The system, which was designed to standardise the cost of medical treatment, will set the price paid to acute trusts for hospital and home births at the same level from April next year.

Home births are believed to be cheaper. The move is intended to incentivise acute trusts to offer a genuine choice to patients without worrying about the costs.

The change was contained in a letter from NHS chief executive David Nicholson to strategic health authorities outlining plans for payment by results in 2008-09. It says tariffs for home and hospital deliveries will be the same 'in order to support the provision of choice to women'.

Foundation Trust Network director Sue Slipman said tariffs looked increasingly likely to be used to support wider policy objectives.
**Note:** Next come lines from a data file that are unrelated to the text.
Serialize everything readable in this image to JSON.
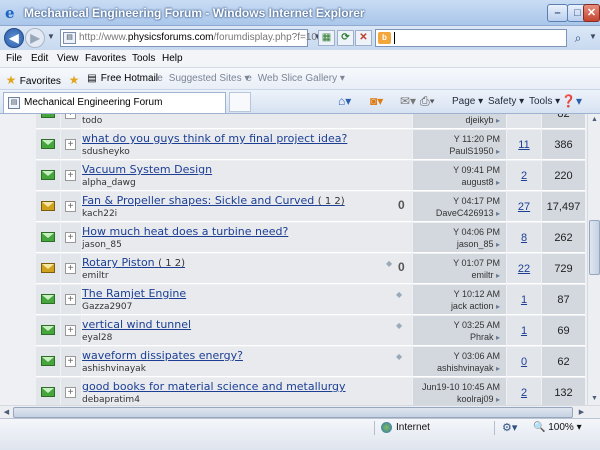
{
  "window": {
    "title": "Mechanical Engineering Forum - Windows Internet Explorer",
    "min_glyph": "–",
    "max_glyph": "□",
    "close_glyph": "✕"
  },
  "address": {
    "url_prefix": "http://www.",
    "url_domain": "physicsforums.com",
    "url_suffix": "/forumdisplay.php?f=101"
  },
  "menu": [
    "File",
    "Edit",
    "View",
    "Favorites",
    "Tools",
    "Help"
  ],
  "favorites_bar": {
    "favorites_label": "Favorites",
    "items": [
      {
        "label": "Free Hotmail",
        "grey": false
      },
      {
        "label": "Suggested Sites ▾",
        "grey": true
      },
      {
        "label": "Web Slice Gallery ▾",
        "grey": true
      }
    ]
  },
  "tab": {
    "label": "Mechanical Engineering Forum"
  },
  "commands": {
    "page": "Page ▾",
    "safety": "Safety ▾",
    "tools": "Tools ▾"
  },
  "threads": [
    {
      "title": "",
      "pages": "",
      "author": "todo",
      "last_time": "",
      "last_user": "djeikyb",
      "replies": "",
      "views": "82",
      "hot": false,
      "clip": false,
      "rated": false
    },
    {
      "title": "what do you guys think of my final project idea?",
      "pages": "",
      "author": "sdusheyko",
      "last_time": "Y 11:20 PM",
      "last_user": "PaulS1950",
      "replies": "11",
      "views": "386",
      "hot": false,
      "clip": false,
      "rated": false
    },
    {
      "title": "Vacuum System Design",
      "pages": "",
      "author": "alpha_dawg",
      "last_time": "Y 09:41 PM",
      "last_user": "august8",
      "replies": "2",
      "views": "220",
      "hot": false,
      "clip": false,
      "rated": false
    },
    {
      "title": "Fan & Propeller shapes: Sickle and Curved",
      "pages": "( 1 2)",
      "author": "kach22i",
      "last_time": "Y 04:17 PM",
      "last_user": "DaveC426913",
      "replies": "27",
      "views": "17,497",
      "hot": true,
      "clip": true,
      "rated": false
    },
    {
      "title": "How much heat does a turbine need?",
      "pages": "",
      "author": "jason_85",
      "last_time": "Y 04:06 PM",
      "last_user": "jason_85",
      "replies": "8",
      "views": "262",
      "hot": false,
      "clip": false,
      "rated": false
    },
    {
      "title": "Rotary Piston",
      "pages": "( 1 2)",
      "author": "emiltr",
      "last_time": "Y 01:07 PM",
      "last_user": "emiltr",
      "replies": "22",
      "views": "729",
      "hot": true,
      "clip": true,
      "rated": true
    },
    {
      "title": "The Ramjet Engine",
      "pages": "",
      "author": "Gazza2907",
      "last_time": "Y 10:12 AM",
      "last_user": "jack action",
      "replies": "1",
      "views": "87",
      "hot": false,
      "clip": false,
      "rated": true
    },
    {
      "title": "vertical wind tunnel",
      "pages": "",
      "author": "eyal28",
      "last_time": "Y 03:25 AM",
      "last_user": "Phrak",
      "replies": "1",
      "views": "69",
      "hot": false,
      "clip": false,
      "rated": true
    },
    {
      "title": "waveform dissipates energy?",
      "pages": "",
      "author": "ashishvinayak",
      "last_time": "Y 03:06 AM",
      "last_user": "ashishvinayak",
      "replies": "0",
      "views": "62",
      "hot": false,
      "clip": false,
      "rated": true
    },
    {
      "title": "good books for material science and metallurgy",
      "pages": "",
      "author": "debapratim4",
      "last_time": "Jun19-10 10:45 AM",
      "last_user": "koolraj09",
      "replies": "2",
      "views": "132",
      "hot": false,
      "clip": false,
      "rated": false
    }
  ],
  "status": {
    "zone": "Internet",
    "zoom": "100%"
  },
  "colors": {
    "link": "#1c3f94",
    "folder_new": "#46a63d",
    "folder_hot": "#d0a21c"
  }
}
'Payment by results can be used to good effect to encourage particular behaviours in trusts, such as increasing choice in maternity. However, it has to be remembered that unless price reflects costs it can lead to inefficiencies. Too many price signals of this kind could confuse the system and therefore have unintended consequences.'

Financial experts said using PbR to drive changes in behaviour was a sign of things to come.

York University professor of health economics Alan Maynard said: 'I think it is quite clear the Department of Health wants to use normative pricing to try and change people's behaviours.'

The payment by results tariff is based on the average cost of a procedure, known as a reference cost, but normative pricing could be based on the cost of procedures at hospitals that combine efficiency with good clinical outcomes.

Professor Maynard said: 'They might start putting financial pressure on trusts by setting a tariff at the average of the cheapest 25 per cent of hospitals. There is a clear intention to move into normative pricing.'

HSJ finance columnist Noel Plumridge said normative pricing could bring benefits.

'There's no reason why price should be the average cost. It's not necessarily the right cost, and calculating reference costs is becoming an industry in itself. Why not choose a few organisations that are performing really well and use their costs to set the price for everyone?'

Mr Plumridge said normative tariffs could be used to create incentives to treat people in the community. 'For instance, charging the same price for procedures in a polyclinic setting would give a clear incentive for their use, as commissioners would keep the savings.'

The consultation document, Options on the Future of Payment by Results, says that in 2010-11 the DoH will consider a further extension of normative pricing.